• Work order
Below are the entries; return every line among them that holds the word "true".

• Available records

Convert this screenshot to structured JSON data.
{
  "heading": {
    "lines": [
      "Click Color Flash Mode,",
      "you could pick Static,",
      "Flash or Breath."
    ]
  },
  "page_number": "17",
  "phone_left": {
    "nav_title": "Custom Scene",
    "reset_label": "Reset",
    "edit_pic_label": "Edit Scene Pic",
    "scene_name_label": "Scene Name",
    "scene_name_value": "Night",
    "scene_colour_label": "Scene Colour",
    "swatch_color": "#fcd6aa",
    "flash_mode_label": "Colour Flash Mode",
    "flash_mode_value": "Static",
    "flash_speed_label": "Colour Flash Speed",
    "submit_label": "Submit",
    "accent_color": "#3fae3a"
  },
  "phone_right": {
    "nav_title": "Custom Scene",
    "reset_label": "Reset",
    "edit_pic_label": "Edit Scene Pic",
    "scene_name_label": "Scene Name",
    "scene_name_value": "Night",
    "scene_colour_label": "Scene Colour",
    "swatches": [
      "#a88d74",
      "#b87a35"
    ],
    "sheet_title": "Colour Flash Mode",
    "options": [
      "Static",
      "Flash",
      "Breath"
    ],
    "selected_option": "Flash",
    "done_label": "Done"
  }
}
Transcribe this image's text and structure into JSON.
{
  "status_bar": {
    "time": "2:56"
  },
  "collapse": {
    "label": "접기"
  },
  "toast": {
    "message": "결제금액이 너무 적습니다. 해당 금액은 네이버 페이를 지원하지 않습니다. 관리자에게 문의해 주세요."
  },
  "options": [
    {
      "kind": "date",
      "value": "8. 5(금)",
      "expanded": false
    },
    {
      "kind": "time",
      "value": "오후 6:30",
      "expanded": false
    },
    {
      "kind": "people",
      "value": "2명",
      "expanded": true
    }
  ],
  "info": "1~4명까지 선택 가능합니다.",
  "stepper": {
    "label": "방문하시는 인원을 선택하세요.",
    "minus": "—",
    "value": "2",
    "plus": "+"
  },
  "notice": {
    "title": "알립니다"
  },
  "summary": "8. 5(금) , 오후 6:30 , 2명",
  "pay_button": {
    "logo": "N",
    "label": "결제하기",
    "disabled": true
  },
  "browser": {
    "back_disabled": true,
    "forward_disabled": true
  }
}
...
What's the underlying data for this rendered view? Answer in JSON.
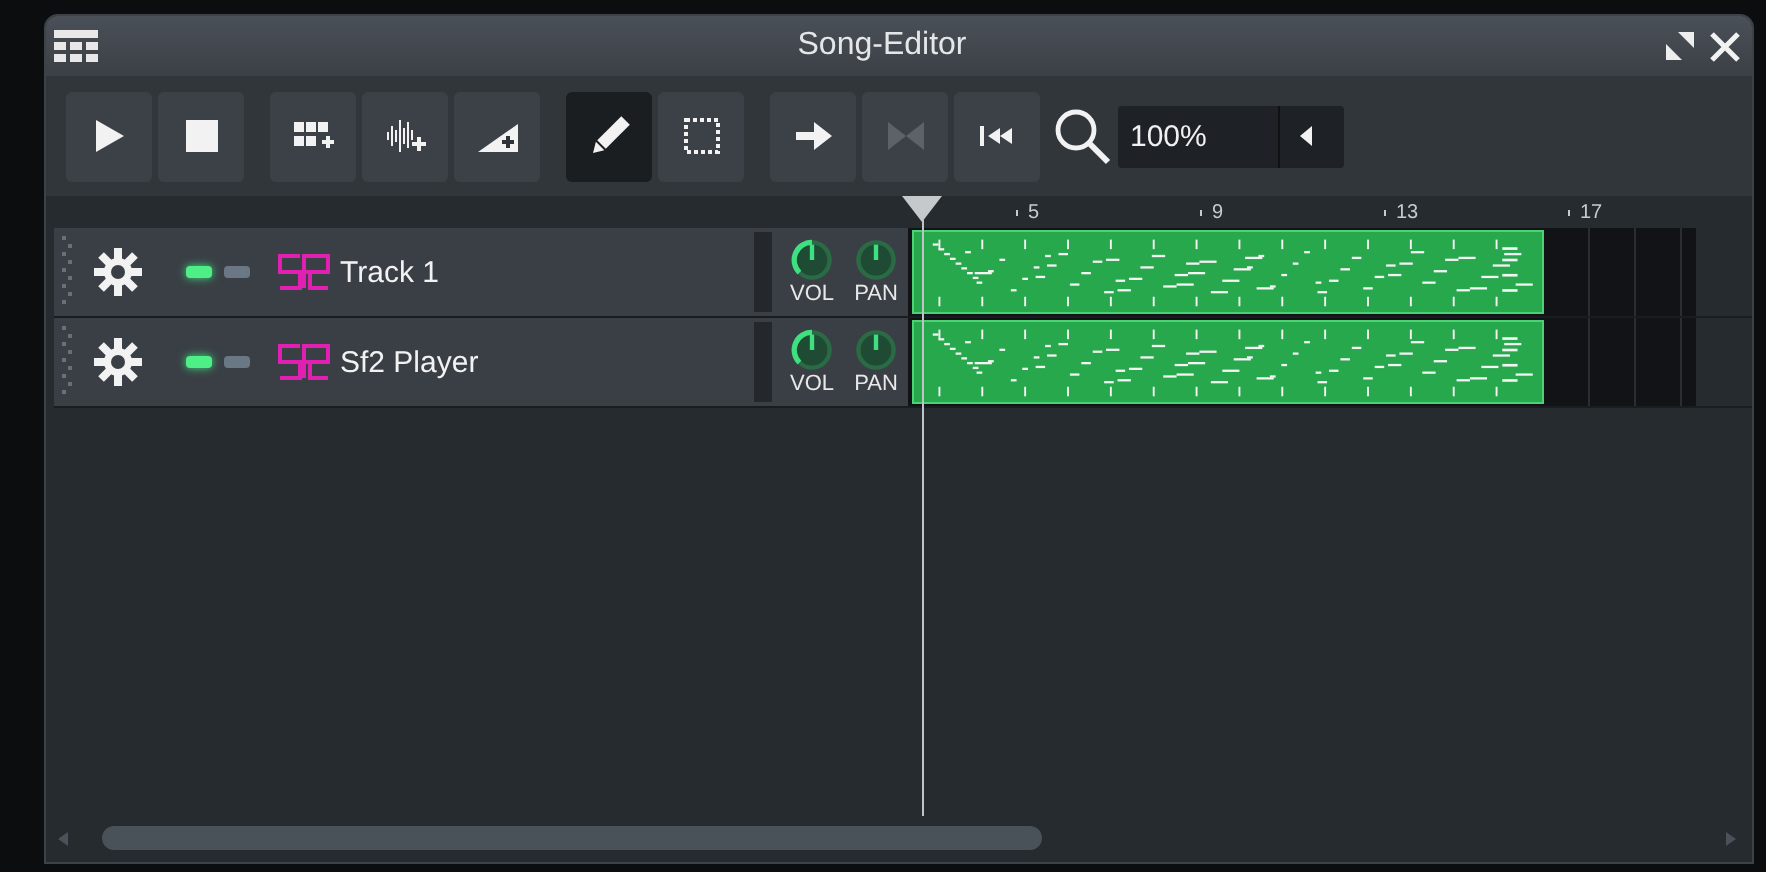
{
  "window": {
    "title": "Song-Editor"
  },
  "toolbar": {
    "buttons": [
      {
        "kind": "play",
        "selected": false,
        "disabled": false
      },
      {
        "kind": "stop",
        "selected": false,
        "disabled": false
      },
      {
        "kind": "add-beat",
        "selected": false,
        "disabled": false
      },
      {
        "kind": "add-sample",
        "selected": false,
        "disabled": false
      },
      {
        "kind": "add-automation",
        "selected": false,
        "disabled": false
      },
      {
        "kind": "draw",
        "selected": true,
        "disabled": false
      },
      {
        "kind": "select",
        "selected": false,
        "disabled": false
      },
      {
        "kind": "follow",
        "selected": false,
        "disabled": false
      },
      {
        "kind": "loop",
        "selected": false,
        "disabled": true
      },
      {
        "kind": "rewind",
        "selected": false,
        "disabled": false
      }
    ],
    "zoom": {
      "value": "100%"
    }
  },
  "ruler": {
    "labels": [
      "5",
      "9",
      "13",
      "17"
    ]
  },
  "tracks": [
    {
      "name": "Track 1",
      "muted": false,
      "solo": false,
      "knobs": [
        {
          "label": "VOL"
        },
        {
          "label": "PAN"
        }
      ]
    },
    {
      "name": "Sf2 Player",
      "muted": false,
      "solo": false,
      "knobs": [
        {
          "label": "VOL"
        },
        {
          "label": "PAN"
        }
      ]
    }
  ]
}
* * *
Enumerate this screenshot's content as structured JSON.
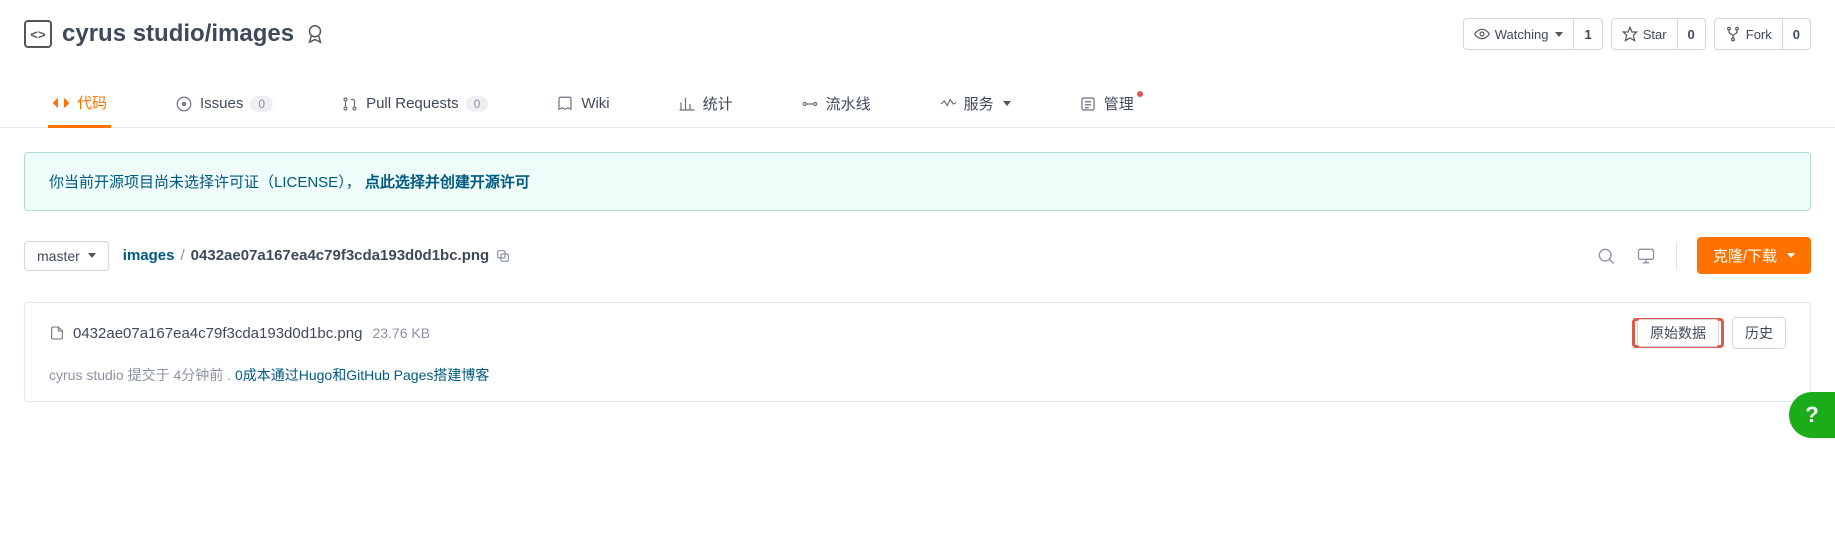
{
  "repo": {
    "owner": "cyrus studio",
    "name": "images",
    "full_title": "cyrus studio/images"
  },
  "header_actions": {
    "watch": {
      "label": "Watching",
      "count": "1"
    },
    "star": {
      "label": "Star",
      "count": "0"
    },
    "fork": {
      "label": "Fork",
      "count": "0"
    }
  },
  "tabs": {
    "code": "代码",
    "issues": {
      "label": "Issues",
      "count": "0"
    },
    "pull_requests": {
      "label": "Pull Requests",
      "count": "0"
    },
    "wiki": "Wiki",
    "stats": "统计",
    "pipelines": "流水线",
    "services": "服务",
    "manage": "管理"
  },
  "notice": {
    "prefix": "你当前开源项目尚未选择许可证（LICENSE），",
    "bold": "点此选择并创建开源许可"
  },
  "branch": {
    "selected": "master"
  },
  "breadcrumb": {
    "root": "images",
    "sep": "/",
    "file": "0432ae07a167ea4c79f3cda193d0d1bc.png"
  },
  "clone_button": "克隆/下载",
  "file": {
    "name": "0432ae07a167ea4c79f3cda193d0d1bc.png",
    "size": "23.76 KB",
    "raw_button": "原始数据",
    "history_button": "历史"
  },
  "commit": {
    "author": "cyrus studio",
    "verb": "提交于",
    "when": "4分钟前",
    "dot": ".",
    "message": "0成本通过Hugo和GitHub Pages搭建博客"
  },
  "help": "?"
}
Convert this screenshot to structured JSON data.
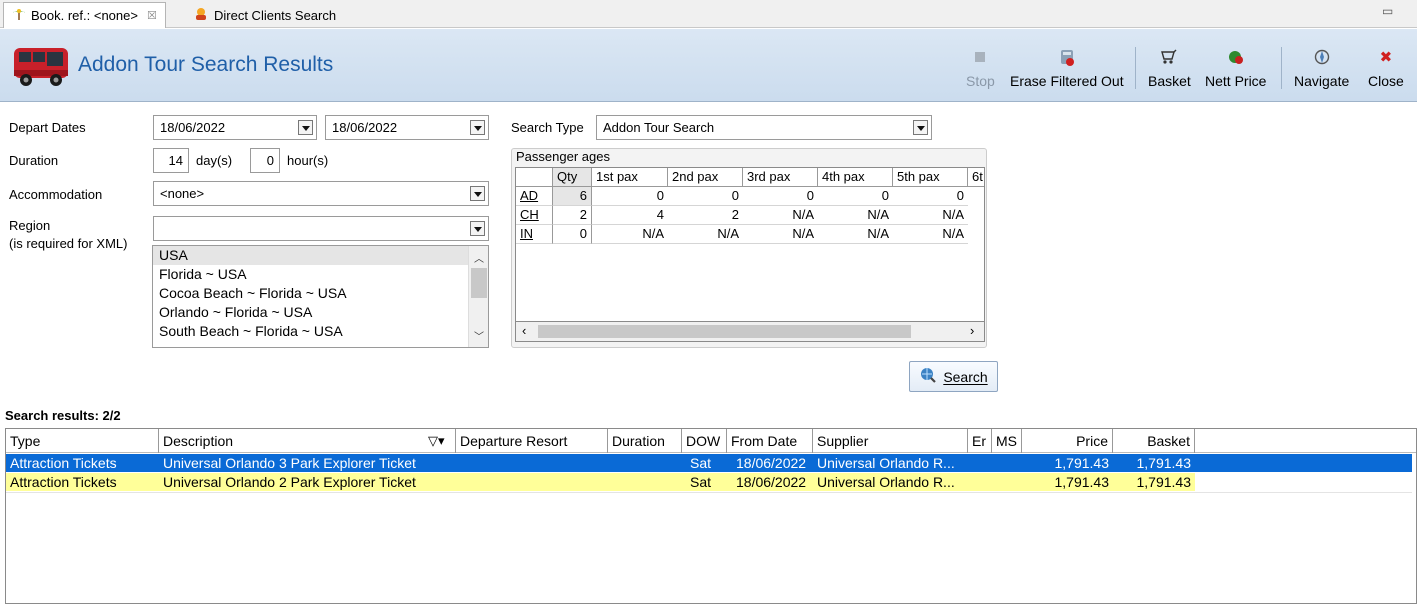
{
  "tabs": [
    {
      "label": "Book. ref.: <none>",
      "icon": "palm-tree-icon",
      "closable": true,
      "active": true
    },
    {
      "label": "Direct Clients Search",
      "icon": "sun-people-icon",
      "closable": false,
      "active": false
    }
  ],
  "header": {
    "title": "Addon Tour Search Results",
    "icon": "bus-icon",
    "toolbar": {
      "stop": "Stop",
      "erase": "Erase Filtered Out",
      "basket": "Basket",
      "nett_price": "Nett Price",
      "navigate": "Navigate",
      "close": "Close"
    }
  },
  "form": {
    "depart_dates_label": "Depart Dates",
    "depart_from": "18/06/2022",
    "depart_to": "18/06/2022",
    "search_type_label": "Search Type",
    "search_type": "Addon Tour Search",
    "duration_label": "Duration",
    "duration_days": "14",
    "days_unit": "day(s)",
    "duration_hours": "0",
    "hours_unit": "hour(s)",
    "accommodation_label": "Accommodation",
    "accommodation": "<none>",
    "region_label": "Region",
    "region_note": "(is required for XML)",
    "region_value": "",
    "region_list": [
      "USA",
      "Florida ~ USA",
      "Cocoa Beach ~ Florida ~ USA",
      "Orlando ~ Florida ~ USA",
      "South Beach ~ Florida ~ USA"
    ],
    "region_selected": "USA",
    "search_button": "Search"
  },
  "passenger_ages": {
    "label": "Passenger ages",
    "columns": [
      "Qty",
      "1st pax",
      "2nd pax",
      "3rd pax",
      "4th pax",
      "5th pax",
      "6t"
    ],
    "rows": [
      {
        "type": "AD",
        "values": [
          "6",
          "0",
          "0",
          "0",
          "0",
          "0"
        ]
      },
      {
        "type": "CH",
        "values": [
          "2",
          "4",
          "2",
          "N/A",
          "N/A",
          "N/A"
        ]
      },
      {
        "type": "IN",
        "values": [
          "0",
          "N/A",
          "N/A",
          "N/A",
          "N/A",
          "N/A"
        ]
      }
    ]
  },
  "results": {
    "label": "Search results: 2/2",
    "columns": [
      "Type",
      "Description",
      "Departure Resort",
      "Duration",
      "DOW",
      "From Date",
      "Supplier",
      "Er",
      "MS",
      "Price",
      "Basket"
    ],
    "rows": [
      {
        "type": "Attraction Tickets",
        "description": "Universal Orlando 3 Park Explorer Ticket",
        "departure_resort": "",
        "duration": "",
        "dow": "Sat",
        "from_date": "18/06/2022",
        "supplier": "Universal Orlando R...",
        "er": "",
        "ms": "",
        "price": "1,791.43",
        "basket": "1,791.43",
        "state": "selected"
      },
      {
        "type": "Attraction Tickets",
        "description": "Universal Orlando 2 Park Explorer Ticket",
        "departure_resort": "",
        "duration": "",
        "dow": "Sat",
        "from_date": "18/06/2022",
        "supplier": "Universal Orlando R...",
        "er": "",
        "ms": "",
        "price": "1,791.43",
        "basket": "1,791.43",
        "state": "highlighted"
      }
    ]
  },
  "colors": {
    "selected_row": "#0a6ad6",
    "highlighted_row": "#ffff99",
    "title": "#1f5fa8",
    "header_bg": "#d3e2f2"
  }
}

• Reply to the task
      "expanded": true
    "disabled": true
    "back_disabled": true,
    "forward_disabled": true
        "selected": true,
        "disabled": true
      "closable": true,
      "active": true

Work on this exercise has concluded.